Along with taking a look at historical examples of industrial revolutions, I thought we could also gain some understanding on our mixed reactions to new tech by taking a look at the bittersweet twinge of grief that accompanies any advancement.
Using Elisabeth Kühbler-Ross’s famous 5 Stages of Grief (Denial, Anger, Bargaining, Depression, Acceptance), we can examine some typical reactions to sweeping social and cultural changes brought on by tech. Let’s look back into the past and imagine some reactions to the steam train and electric lamps:
DENIAL: “Those trains and electric lights won’t change this town one bit. We’re all going to be exactly the same people, doing the same things we always do.”
ANGER: “Who’s the idiot politician who brought in these train tracks and this electricity?! I’m going to run him over with my horse.”
BARGAINING: “If I buy up as much land as possible, I can keep the train tracks from going through town. If I preach about how electricity is the Devil’s light, we can go back to using gas lamps.”
DEPRESSION: “Just let them build the tracks. Nothing matters anymore. My whole world has been ruined. You can put the lights in but I’d rather just sit here in darkness until I die.”
ACCEPTANCE: “Okay. So there is a train. Maybe I can take it into the city to find work. And these lights are less dangerous than the gas-leaky ones.”
Today’s Bittersweet Tech
Let’s speed back up to today. Apply these stages to people’s reactions to the advent of cell phones:
“Someday soon, I may be the last man in America without a cell phone. … I’m a dropout and aim to stay that way.”– Robert J. Samuelson, Newsweek 2004.
“I’ve yet to use a cellphone and I’ve never Tweeted or entered Facebook.” – Pico Iyer, NYTimes December 29, 2011
“I hate cell phones. Don’t you? After having a cell phone for about 3 years, I have realized that I am sick of them. I hate having to take calls and talking to people.” – User Pengwuino on Physicsforums.com Aug 23, 2005
“I hate Steve Jobs. I mean he got the whole world addicted to iPods, iPhones, iPads …” – Ming Jong Tey October 8, 2011 (<-He actually loves/hates Steve Jobs, though)
“Truthfully, I’d love nothing more than to go back to the days before cell phones and such. Kids actually got tans naturally because the went outside to play, and grade-school children didn’t have cell phones.” – Adam Bigelow, Quora March 12, 2013

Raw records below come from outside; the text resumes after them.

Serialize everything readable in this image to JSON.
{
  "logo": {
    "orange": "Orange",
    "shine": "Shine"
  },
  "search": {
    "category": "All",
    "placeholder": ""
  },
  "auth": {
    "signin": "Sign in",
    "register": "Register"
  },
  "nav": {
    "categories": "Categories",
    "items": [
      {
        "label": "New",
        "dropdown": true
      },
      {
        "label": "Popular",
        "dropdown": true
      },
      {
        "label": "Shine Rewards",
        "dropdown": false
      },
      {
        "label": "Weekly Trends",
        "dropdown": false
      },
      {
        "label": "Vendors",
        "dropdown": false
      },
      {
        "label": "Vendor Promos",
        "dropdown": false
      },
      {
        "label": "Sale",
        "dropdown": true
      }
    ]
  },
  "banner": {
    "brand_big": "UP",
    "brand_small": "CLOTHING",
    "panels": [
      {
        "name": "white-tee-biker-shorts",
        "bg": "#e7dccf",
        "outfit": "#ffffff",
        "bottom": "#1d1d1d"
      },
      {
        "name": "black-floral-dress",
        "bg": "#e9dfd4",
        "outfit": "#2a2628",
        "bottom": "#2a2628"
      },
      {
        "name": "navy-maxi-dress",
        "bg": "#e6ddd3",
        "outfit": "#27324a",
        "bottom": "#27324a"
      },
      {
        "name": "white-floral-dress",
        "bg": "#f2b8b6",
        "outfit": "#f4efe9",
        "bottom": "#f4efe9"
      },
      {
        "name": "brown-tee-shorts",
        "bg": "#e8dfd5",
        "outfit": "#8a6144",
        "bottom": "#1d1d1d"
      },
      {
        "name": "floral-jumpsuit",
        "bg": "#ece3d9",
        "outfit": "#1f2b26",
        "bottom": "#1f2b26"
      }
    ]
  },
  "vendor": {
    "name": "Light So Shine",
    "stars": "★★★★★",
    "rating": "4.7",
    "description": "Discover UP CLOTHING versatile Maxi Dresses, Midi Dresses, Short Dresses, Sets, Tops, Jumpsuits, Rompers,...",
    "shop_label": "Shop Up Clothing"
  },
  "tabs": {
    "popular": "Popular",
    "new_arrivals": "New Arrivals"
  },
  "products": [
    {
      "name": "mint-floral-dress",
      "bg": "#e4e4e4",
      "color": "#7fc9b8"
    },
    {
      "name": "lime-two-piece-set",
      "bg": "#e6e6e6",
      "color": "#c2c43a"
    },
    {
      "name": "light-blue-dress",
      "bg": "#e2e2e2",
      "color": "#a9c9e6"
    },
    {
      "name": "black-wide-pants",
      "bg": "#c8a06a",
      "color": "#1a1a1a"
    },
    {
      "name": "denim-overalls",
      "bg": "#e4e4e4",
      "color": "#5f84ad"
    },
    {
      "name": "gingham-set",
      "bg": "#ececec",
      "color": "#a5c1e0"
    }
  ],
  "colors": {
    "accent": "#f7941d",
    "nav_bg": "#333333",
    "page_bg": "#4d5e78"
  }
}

“I would love to go back to the days before cell phones and before Internet.” – Anonymous 22 year old American female June 26, 2013
“The last bastion of peace and (relative) quiet is slowly eroding away … I dread the day when everyone on the train is chatting with someone simply because they have nothing better to do during the commute.” – Owen Diaz September 9, 2012
“The trouble with the quiet car is simple: not everyone is quiet.” – Roi Ben-Yahuda December 31, 2010, on the use of cell phones in Amtrak’s “Quiet Car”
“Cell phones depress me. Artificial methods of conversation depress me.” – User Era-Sure December 11, 2006
“We are living in an extremely exciting time in terms of science and technology.” – Jordan Lejuwaan May 5, 2010
“It’s a new world — and technology is a part of it.” – Stephanie Smith, Montana resident talking about Yellowstone National Park visitors, January 19, 2013
“President Obama recognizes that technology is an essential ingredient of economic growth and job creation.” – White House Official Website
Give Peace A Chance
There is a time and a place for every stage of mourning over societal changes. Have patience with your analog friends. Give encouragement to some sad saps. Most people will come around eventually, and then we can all discuss our collective history and our hopefully unified, unbound future.